Microsoft’s Bing search engine owned 5.25 percent of the US online search market in the four weeks ending 27 June, according to the research company, but is still behind Google and Yahoo, which have 74 percent and 16.2 percent, respectively. Bing even overtook the lowly, however, which only had 3.15 percent.

Bing represents a huge bet for Microsoft, which is reportedly pouring in between $80 million and $100 million as part of an intensive marketing effort.

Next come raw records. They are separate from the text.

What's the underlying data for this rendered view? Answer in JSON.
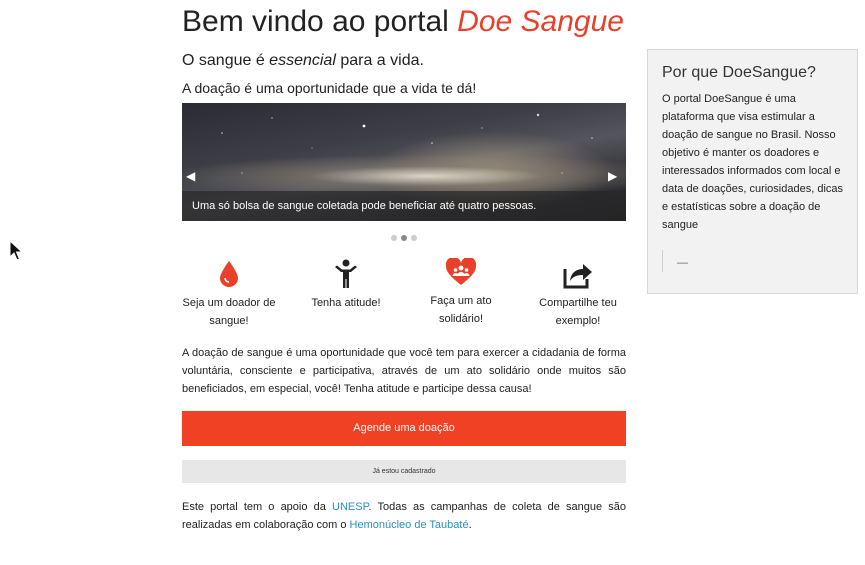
{
  "header": {
    "title_prefix": "Bem vindo ao portal ",
    "title_brand": "Doe Sangue",
    "subtitle_before": "O sangue é ",
    "subtitle_emph": "essencial",
    "subtitle_after": " para a vida.",
    "tagline": "A doação é uma oportunidade que a vida te dá!"
  },
  "carousel": {
    "caption": "Uma só bolsa de sangue coletada pode beneficiar até quatro pessoas.",
    "prev_icon": "chevron-left-icon",
    "next_icon": "chevron-right-icon",
    "slide_count": 3,
    "active_slide": 2
  },
  "features": [
    {
      "icon": "blood-drop-icon",
      "label": "Seja um doador de sangue!"
    },
    {
      "icon": "person-icon",
      "label": "Tenha atitude!"
    },
    {
      "icon": "heart-group-icon",
      "label": "Faça um ato solidário!"
    },
    {
      "icon": "share-icon",
      "label": "Compartilhe teu exemplo!"
    }
  ],
  "body": {
    "text": "A doação de sangue é uma oportunidade que você tem para exercer a cidadania de forma voluntária, consciente e participativa, através de um ato solidário onde muitos são beneficiados, em especial, você! Tenha atitude e participe dessa causa!"
  },
  "actions": {
    "primary_label": "Agende uma doação",
    "secondary_label": "Já estou cadastrado"
  },
  "footer": {
    "text_1": "Este portal tem o apoio da ",
    "link_1": "UNESP",
    "text_2": ". Todas as campanhas de coleta de sangue são realizadas em colaboração com o ",
    "link_2": "Hemonúcleo de Taubaté",
    "text_3": "."
  },
  "sidebar": {
    "title": "Por que DoeSangue?",
    "text": "O portal DoeSangue é uma plataforma que visa estimular a doação de sangue no Brasil. Nosso objetivo é manter os doadores e interessados informados com local e data de doações, curiosidades, dicas e estatísticas sobre a doação de sangue",
    "quote": "—"
  },
  "colors": {
    "brand": "#e8402a",
    "primary_button": "#f04124",
    "link": "#2a8fbd"
  }
}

Since its 3 June launch, Bing has managed to gain small but significant market share, according to most research companies monitoring its progress; StatCounter, for example, found that the site gained 8.23 percent in June, as compared with when Microsoft’s search engine was named Live Search and hovered around 7 percent market share.

Despite gains for Bing, which combines traditional “page of hyperlinks” search with tabs that allow access to specific categories such as Shopping and Video, Microsoft may have an uphill battle if it wants to take more of Google and Yahoo’s market share.

A small case study by the Catalyst Group found that Bing search drew high marks from users in its design and search results — but that those users felt a greater attachment to the Google brand, making them reluctant to switch despite what they thought were superior Bing features. However, given the sample size of the study, the results can be viewed as far from definitive.

The question becomes whether Bing can maintain its growth and position even after advertising for it inevitably begins to decline. Some IT leaders think not.
Carol Bartz, Yahoo chief executive said during a technology conference in New York on 3 June that Microsoft was “not going to get scale through Bing” and that any surge in popularity would be “temporary”.

Perhaps aware that the situation could eventually turn either way, Microsoft chief executive, Steve Ballmer has likewise suggested that Bing has a long way to go.

“We have had some very good initial response,” Ballmer said at a US event on 17 June. “I don’t want to over-set expectations. We are going to have to be tenacious and keep up the pace of innovation over a long period of time.”